Earlier this year, the Pennsylvania Commonwealth Court held that EQT Production Co., a drilling company, could not sue the Pennsylvania Department of Environmental Protection (DEP) in Commonwealth Court to void a proposed $1.2 million fine against the company for a fracking wastewater spill. (EQT Prod. Co. v. DEP, 114 A.3d 438 (Pa. Commw Ct. 2015))

The Judge’s Ruling

Senior Judge Rochelle Friedman held that the Pennsylvania Commonwealth Court was not the proper jurisdiction to hear a complaint over the proposed fine. She ruled that the proper forum was the Pennsylvania Environmental Hearing Board, an administrative court, which was created in 1971 and which has the exclusive authority to assess financial penalties.  She ruled that the Pennsylvania DEP proposed penalty only represented an interpretation of the law and that, therefore, EQT’s assertion of harm was speculative.

The Basis for the Environmental Fine

The fines originated from a claim that EQT was in violation of Pennsylvania’s Clean Streams Law (Act of Jun. 22, 1937, P.L. 1987, No. 394 Cl. 32.). EQT’s principal complaint contests the amount of the fine and the basis for the fine. The DEP’s position is that the fine can be calculated based on the days the contaminants from EQT’s activity actually remain in the soil, even after the source of the discharge is removed. EQT’s counter position is that the fines only apply to the days there was an active leak. The pollutants at issue included arsenic, barium, chloride, copper, iron, lithium, lead, manganese and strontium.

The DEP originally sought $4.5 million in fines due to leaks from 200 holes in the lining of a six million gallon wastewater impoundment located near Rock Run in Tioga County in 2012, which impacted a high quality stream. Elevated chloride levels, which were discovered after EQT built a pit in 2011, alerted the Pennsylvania DEP to the environmental problem. The Pennsylvania DEP claimed that the fracking leaks were continual. The Pennsylvania DEP also claimed that EQT originally agreed to store just fresh water but later decided to store wastewater from fracking, which use would have required the use of monitoring wells or leak detection.  Further, the DEP accused EQT of failing to cooperate by continuing to add the contaminated water to the impoundment even after they learned of the elevated chloride levels.
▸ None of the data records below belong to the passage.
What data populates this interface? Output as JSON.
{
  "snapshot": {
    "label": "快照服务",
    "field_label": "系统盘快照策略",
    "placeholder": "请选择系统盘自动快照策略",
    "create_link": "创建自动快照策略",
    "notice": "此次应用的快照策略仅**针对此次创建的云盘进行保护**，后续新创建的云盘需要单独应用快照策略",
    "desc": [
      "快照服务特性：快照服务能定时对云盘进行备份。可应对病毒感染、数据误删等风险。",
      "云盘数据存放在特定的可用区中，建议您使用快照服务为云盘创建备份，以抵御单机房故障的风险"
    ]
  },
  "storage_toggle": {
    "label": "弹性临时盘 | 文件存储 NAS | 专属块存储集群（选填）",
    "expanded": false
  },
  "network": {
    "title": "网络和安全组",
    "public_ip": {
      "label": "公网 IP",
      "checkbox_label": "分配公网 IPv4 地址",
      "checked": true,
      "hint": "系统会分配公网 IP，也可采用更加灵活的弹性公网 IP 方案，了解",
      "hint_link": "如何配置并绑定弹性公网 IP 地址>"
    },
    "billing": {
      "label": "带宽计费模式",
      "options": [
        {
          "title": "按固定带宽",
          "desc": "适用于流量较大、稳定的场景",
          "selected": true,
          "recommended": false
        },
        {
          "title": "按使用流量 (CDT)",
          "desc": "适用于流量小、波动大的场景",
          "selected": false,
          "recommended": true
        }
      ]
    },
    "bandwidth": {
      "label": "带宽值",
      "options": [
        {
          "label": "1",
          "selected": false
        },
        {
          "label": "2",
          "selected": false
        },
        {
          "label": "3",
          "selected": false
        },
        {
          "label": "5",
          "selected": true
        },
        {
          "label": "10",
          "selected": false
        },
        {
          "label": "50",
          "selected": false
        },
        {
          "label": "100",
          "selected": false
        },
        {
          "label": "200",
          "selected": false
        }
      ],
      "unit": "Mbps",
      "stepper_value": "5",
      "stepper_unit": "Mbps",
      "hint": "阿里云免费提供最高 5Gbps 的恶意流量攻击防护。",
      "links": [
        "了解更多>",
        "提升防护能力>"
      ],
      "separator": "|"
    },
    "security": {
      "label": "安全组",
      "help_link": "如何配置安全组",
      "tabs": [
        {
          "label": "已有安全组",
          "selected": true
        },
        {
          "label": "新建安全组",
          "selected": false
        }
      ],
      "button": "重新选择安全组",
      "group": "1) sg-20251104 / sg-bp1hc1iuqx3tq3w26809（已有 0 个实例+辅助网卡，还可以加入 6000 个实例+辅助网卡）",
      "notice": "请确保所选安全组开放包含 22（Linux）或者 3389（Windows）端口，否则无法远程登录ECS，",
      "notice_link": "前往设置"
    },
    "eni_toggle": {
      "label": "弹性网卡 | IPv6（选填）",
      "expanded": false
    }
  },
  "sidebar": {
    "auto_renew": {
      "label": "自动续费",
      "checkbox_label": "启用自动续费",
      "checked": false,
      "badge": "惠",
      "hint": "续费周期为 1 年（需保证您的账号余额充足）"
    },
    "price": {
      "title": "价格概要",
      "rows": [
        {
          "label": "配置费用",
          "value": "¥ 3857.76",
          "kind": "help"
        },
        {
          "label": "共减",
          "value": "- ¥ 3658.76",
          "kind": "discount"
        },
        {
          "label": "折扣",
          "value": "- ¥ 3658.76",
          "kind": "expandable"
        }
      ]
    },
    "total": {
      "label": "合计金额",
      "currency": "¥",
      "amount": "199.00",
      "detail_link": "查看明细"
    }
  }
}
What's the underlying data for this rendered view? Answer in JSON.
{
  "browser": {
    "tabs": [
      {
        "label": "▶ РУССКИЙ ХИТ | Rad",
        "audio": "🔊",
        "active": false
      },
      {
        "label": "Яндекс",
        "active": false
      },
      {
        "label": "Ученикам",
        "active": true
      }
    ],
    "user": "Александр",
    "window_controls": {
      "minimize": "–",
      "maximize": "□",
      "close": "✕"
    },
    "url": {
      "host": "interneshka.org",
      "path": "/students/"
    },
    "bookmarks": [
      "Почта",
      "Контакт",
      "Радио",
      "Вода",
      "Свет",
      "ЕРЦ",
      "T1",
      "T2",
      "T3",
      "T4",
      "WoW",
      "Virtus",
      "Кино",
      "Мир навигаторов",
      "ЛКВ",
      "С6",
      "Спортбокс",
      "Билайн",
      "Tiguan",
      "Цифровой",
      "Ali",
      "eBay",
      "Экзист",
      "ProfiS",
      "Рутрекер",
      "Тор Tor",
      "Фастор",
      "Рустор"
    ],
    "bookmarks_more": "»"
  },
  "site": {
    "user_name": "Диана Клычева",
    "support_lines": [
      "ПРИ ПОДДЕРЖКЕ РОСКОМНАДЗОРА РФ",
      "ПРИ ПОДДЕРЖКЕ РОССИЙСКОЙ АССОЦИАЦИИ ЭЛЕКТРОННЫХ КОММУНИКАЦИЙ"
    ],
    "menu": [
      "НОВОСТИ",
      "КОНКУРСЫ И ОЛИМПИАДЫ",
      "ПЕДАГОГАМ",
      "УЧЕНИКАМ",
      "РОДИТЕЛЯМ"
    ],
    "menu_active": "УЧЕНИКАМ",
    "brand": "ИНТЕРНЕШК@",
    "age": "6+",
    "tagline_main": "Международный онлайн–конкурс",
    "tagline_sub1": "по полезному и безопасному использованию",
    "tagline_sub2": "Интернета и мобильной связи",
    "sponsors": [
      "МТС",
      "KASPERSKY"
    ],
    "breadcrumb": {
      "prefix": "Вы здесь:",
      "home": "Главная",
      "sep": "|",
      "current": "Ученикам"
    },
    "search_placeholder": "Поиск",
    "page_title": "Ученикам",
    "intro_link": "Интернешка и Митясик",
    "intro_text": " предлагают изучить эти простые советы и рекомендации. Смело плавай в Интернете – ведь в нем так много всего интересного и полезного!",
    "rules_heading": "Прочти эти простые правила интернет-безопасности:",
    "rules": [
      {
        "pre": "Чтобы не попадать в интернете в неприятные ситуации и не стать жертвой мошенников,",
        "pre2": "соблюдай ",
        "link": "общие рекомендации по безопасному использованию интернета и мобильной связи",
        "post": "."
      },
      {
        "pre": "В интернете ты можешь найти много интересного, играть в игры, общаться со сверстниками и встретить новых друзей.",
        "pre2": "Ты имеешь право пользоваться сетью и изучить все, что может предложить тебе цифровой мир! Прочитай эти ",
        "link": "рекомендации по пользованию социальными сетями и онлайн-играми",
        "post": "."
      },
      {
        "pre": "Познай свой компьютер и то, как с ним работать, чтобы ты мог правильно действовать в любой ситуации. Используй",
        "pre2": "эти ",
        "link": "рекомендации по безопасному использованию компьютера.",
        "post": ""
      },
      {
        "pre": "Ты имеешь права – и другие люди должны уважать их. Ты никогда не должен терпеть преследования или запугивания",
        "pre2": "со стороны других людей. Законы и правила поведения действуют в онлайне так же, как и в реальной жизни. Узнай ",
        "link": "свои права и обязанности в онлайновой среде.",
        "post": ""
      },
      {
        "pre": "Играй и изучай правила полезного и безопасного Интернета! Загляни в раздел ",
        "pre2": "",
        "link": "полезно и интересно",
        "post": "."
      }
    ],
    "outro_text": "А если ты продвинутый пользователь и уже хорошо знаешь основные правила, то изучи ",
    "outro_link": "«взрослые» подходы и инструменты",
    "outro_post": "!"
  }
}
Possible Criminal Violations

The $1.2 million proposed civil penalty is only one cause for concern for EQT. EQT is also facing misdemeanor criminal charges. The criminal charges are being brought by the Pennsylvania Office of Attorney General for water pollution and waterway disturbances also caused by the leak.

Michelman and Bricker Advises Clients Charged with Environmental Violations

Philadelphia environmental lawyers at Michelman & Bricker, P.C. advise clients about the Pennsylvania Clean Streams law and other state and federal environmental laws. Our lawyers represent clients that are charged with violations of environmental laws before appropriate administrative courts and in civil and criminal matters in Pennsylvania, New Jersey and Massachusetts. Individuals and companies confronted with allegations of property or water contamination, or even requests for information from state and federal agencies regarding alleged contamination, should contact us for advice on how to reduce any potential liability and financial penalties.  Because agencies will assess penalties accruing on a daily basis for violations of environmental laws and failure to comply with information requests, the fines can add up quickly.  If you are faced with an administrative penalty or charged with malfeasance, contact our firm to discuss your company’s situation. Call 215-557-9440 or submit our online form.